Work required — Which lines in the records below contain the word "accent"? Copy each of them.

Excerpts from an interface dataset
____

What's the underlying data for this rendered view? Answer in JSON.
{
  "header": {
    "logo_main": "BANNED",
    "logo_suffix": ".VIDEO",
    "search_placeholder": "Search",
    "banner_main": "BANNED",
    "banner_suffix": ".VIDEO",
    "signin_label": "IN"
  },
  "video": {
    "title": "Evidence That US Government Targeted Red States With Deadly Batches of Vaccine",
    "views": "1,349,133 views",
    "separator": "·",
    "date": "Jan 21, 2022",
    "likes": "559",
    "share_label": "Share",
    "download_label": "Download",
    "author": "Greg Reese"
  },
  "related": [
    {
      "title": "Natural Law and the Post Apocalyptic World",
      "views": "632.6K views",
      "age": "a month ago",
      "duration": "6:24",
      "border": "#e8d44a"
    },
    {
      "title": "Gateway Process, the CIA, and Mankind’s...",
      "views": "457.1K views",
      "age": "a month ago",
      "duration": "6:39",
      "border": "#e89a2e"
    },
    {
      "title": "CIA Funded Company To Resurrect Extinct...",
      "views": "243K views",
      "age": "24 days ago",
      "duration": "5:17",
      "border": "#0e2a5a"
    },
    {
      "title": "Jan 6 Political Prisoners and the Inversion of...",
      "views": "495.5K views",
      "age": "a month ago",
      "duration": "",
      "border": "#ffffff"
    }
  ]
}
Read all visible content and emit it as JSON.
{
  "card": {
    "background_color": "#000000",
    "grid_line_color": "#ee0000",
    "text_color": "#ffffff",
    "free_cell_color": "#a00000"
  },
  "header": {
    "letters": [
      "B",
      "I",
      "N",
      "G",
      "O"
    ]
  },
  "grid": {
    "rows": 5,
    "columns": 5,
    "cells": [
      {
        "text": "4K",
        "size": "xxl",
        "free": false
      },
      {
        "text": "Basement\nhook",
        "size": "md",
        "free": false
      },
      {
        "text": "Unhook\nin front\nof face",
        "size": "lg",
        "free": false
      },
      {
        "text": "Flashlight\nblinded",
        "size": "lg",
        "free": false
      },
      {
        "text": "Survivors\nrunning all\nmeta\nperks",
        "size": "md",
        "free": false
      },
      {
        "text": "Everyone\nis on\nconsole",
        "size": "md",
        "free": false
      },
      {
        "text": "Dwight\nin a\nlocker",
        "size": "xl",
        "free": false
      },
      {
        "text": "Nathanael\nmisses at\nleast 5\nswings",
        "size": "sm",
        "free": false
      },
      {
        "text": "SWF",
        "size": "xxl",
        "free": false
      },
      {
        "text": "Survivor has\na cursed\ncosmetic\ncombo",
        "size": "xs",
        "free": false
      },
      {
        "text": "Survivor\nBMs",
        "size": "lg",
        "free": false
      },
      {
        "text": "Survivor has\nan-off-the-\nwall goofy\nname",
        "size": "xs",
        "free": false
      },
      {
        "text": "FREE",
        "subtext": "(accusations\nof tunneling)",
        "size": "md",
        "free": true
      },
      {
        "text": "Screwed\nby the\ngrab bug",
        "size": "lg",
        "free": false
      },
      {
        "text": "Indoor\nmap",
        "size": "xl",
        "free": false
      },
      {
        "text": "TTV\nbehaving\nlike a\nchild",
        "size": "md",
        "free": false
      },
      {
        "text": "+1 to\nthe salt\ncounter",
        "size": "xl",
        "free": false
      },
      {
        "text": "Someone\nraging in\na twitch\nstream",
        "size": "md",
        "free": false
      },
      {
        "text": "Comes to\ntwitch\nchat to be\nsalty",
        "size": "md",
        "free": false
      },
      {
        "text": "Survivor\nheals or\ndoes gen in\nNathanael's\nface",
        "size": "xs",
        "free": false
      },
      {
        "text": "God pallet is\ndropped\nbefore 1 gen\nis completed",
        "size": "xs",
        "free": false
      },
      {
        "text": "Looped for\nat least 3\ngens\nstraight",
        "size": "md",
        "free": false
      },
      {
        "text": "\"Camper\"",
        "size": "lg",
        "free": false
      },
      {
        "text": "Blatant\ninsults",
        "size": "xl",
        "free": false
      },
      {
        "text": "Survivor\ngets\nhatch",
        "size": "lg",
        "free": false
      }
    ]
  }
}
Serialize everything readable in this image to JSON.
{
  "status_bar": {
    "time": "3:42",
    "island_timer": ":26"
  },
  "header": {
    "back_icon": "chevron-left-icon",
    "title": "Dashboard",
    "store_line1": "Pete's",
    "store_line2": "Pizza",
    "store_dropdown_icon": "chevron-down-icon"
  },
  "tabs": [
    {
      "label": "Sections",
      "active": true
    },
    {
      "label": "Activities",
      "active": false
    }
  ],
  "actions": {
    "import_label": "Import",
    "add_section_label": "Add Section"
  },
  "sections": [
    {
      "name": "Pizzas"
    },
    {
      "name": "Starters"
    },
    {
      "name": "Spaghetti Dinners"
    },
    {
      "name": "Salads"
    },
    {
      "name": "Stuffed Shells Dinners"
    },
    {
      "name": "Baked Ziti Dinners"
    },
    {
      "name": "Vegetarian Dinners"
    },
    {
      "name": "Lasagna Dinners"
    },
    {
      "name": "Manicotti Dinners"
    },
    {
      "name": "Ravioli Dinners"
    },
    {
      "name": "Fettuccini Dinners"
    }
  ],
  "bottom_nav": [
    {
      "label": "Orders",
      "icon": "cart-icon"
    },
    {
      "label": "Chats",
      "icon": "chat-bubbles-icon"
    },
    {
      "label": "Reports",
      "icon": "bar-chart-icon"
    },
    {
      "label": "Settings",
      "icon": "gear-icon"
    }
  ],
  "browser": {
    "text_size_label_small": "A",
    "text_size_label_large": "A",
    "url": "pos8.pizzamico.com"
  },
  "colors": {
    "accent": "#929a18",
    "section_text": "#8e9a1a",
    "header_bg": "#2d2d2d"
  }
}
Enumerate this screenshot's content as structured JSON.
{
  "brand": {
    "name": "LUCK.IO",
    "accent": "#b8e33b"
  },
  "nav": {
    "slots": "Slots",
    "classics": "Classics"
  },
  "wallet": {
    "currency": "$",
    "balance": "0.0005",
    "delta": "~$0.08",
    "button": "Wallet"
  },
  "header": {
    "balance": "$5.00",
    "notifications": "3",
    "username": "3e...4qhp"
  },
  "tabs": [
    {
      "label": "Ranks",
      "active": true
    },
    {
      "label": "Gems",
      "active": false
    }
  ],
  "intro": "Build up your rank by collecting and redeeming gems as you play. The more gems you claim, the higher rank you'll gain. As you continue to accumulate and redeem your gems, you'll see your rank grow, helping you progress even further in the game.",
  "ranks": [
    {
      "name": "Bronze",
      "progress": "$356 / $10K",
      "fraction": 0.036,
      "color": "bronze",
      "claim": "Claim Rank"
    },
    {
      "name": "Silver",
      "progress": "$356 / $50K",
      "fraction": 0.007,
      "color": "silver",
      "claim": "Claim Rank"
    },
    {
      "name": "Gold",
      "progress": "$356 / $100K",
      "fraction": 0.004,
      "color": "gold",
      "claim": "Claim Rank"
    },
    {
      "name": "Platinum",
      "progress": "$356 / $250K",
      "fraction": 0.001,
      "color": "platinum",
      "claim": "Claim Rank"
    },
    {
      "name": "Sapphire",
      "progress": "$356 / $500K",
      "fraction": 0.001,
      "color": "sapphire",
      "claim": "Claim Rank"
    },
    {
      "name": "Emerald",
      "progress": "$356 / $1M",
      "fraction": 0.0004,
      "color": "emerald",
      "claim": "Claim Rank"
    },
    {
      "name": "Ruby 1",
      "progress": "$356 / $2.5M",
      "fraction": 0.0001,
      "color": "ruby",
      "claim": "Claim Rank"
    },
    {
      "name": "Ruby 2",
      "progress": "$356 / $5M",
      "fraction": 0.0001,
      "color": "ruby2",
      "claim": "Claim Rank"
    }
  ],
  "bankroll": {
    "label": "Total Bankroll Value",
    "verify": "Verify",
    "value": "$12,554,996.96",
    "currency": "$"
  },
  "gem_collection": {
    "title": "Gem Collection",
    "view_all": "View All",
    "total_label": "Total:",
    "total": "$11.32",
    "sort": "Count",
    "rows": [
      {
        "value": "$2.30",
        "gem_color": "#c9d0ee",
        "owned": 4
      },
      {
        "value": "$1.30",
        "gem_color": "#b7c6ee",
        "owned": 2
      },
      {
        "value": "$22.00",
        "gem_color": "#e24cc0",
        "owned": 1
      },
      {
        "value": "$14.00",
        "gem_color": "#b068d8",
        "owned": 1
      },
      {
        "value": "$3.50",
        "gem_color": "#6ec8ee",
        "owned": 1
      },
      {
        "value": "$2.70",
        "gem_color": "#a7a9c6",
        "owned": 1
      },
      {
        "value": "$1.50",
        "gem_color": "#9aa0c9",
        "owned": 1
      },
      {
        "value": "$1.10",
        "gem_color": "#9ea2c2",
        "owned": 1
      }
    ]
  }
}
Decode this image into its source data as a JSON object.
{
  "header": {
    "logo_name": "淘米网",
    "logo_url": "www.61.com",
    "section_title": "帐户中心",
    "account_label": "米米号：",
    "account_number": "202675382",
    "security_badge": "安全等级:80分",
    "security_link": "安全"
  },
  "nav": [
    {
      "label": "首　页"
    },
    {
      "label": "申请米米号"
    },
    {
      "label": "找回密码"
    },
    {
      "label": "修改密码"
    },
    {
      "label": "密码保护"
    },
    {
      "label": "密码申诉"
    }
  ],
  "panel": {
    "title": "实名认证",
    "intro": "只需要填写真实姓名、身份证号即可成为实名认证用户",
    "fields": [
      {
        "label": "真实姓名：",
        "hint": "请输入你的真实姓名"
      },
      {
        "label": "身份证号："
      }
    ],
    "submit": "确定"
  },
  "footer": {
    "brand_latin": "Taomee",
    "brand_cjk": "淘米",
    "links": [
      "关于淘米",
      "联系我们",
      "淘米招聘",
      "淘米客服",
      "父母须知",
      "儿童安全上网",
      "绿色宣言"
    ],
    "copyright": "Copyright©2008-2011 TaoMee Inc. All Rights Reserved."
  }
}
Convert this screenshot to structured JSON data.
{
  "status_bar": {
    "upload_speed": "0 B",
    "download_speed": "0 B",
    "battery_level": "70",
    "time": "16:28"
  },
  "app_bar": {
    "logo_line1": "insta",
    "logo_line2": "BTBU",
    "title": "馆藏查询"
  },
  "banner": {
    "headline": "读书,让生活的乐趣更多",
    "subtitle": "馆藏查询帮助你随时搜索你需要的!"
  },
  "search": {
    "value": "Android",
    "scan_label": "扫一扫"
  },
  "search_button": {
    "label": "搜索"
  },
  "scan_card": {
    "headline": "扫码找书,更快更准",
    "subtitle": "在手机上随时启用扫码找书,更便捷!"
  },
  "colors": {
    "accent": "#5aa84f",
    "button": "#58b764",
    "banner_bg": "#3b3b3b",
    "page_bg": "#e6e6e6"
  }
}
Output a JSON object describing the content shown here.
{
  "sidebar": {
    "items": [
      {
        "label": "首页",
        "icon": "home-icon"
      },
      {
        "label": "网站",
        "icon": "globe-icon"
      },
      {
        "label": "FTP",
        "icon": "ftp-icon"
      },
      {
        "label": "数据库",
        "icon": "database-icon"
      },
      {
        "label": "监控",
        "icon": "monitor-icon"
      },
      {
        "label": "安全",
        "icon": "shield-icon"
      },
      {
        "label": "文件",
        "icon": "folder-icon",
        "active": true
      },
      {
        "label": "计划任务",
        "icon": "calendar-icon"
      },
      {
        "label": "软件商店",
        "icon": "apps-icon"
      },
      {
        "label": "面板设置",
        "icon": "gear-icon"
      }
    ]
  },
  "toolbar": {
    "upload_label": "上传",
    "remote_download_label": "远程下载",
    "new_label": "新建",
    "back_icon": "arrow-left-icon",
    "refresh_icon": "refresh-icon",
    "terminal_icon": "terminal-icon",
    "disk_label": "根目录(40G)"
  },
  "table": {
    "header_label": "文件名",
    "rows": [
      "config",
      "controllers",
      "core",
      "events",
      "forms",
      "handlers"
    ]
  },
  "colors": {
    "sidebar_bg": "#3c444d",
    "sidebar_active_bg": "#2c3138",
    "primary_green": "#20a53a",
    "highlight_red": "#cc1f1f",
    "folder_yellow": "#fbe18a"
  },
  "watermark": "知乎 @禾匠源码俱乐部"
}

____

Written solution —
    "accent": "#929a18",
    "accent": "#b8e33b"
    "accent": "#5aa84f",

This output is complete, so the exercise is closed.